Despite further solid performances from most of the central cast it is Jason Mitchell in his role as Eazy-E who steals the film from his co-stars. In equal measure Mitchell displays a broad range of emotions as his character evolves from a cocky fearless street hood to a ruthless somewhat shady business man and finally becomes a scared and vulnerable shell as he is shattered by personal tragedy. It is Eazy-E’s character arc that is the most compelling and serves as a microcosm for the group as a whole and Mitchell carries the movie admirably.
It also doesn’t hurt either of these young players to have the ever-excellent Paul Giamatti – in all almost unrecognisable role as shady music manager Jerry Heller – on hand to add more fuel to his claim as being perhaps Hollywoods most under-rated actor and ensures that from an acting perspective Straight Outta Compton delivers in spades.
The one real criticism of the film – aside from it’s ability to sometimes slip towards a moralising tone – is the fact that a huge amount of momentum is lost with the film’s final hour.
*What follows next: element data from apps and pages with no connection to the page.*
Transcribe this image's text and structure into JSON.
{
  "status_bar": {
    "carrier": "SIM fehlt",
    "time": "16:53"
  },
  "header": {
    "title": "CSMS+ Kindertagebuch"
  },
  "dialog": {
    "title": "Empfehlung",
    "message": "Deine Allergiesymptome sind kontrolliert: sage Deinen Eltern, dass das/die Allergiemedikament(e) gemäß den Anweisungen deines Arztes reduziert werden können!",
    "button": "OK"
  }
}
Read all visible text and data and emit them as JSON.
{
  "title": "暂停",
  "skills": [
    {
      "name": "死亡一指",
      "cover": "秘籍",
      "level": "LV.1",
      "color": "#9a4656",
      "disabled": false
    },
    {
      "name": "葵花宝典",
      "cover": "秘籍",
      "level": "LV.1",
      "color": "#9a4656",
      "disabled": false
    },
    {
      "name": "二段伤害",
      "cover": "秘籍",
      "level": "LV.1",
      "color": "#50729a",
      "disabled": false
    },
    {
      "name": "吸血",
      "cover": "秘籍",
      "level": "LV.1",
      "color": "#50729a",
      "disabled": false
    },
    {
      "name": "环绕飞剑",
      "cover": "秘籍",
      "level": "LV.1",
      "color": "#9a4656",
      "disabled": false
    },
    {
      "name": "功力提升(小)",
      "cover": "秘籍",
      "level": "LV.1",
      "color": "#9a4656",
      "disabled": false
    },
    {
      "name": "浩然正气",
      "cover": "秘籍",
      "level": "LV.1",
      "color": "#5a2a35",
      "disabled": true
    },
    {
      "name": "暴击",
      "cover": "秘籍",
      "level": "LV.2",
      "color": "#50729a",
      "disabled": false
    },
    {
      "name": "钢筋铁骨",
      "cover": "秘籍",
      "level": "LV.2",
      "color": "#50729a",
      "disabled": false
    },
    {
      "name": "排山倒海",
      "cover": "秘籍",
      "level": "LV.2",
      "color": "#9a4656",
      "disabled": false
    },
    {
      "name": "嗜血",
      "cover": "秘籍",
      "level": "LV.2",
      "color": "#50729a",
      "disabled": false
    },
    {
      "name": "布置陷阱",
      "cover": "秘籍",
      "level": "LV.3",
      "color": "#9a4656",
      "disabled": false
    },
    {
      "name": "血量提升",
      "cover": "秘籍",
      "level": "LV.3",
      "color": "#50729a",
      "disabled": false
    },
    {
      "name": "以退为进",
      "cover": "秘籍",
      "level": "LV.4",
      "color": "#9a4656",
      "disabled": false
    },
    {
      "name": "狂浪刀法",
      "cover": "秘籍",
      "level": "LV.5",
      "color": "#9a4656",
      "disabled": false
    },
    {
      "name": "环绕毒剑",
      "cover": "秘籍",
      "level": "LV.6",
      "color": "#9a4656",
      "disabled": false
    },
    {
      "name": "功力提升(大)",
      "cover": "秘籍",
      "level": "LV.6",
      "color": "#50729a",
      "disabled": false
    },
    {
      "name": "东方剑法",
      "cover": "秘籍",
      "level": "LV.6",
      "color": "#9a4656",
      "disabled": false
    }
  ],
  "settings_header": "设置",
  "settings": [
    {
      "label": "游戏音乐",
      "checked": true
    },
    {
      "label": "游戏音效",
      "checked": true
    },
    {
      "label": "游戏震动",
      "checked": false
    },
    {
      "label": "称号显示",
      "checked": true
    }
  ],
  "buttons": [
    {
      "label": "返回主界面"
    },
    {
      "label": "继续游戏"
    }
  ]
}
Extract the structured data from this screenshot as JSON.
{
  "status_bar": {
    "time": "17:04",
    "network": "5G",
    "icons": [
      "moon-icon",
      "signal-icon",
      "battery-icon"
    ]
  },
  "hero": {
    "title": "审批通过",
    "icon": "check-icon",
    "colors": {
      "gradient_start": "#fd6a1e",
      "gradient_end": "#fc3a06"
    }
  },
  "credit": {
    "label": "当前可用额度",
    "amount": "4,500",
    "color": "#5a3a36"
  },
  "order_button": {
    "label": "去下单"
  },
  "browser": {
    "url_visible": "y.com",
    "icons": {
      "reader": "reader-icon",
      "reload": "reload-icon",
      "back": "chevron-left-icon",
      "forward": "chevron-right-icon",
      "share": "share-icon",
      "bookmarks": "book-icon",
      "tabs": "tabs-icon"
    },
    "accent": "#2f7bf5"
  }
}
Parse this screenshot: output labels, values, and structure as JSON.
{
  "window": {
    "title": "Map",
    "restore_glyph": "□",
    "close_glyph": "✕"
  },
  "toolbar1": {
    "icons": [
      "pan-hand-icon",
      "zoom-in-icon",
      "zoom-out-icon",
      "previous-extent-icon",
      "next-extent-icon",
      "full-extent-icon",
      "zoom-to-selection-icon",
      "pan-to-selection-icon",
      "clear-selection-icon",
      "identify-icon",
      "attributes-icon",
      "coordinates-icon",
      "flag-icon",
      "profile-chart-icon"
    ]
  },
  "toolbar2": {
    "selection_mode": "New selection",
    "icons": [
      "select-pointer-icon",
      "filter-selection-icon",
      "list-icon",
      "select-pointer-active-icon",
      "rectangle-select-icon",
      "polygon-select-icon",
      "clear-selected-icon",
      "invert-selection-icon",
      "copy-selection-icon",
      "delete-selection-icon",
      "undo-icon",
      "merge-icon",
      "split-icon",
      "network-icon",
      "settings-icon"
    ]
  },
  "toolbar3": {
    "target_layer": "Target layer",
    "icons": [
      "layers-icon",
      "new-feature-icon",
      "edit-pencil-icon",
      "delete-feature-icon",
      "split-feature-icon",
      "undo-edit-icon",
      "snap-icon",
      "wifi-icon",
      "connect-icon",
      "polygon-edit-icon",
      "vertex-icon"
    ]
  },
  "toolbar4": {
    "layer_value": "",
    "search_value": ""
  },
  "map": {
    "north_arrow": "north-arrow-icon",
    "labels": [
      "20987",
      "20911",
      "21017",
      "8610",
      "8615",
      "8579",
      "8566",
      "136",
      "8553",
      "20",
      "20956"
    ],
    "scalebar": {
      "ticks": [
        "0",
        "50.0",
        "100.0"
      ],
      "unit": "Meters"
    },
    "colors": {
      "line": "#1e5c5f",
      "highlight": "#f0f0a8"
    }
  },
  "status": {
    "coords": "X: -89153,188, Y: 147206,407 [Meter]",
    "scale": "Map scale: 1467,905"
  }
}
As the movie starts to move away from the groups forming and success and begins to chart it’s fall it is hard to shake the feeling that the energy and exhilaration of the film’s opening becomes dissipated with dialogue heavy scenes that revolve around contract wranglings and law suits.
The humour and power that accompanied most of the movies start slips through the fractures in the narrative that appear in the same way as the cracks in the group itself and whilst it is unavoidable to show the splintering as it happened in reality it also can’t be denied that the film loses it’s way a little and only really finds it’s connection to the audience again with the film’s conclusion and the fate of one of it’s main characters.
Due to this imbalance the film feels around 30-40 minutes too long and there is no escaping the feeling that this bloated section is only saved by an excellent beginning and a truly devastating and emotional end – particularly for those unfamiliar with the real-life events of these characters.
On the whole then Straight Outta Compton is a mesmerising study of one America’s most influential music groups that provides a vivacious and adrenalin-fuelled insight into what was a truly legendary line-up of modern day artists. Noteable stand-outs performances from Mitchell and Jackson Jr. also add to the allure and despite an over-long final third that loses much of the excitement that had previously been constructed this is still thoroughly worth a viewing.
This isn’t just a simple biopic - this is the depiction of a new cultural wave that we are seeing created before our very eyes via a disaffected youth who are finding their voice through the somewhat controversial and aggressive lyrics of these young black men. As Ice Cube himself so excellently argues when accused that his lyrics are sparking trouble whenever they are heard “Our art is a reflection of our reality” - a very concise and unarguable point which only adds to the feeling that this is one of 2015s most engaging and fascinating movies.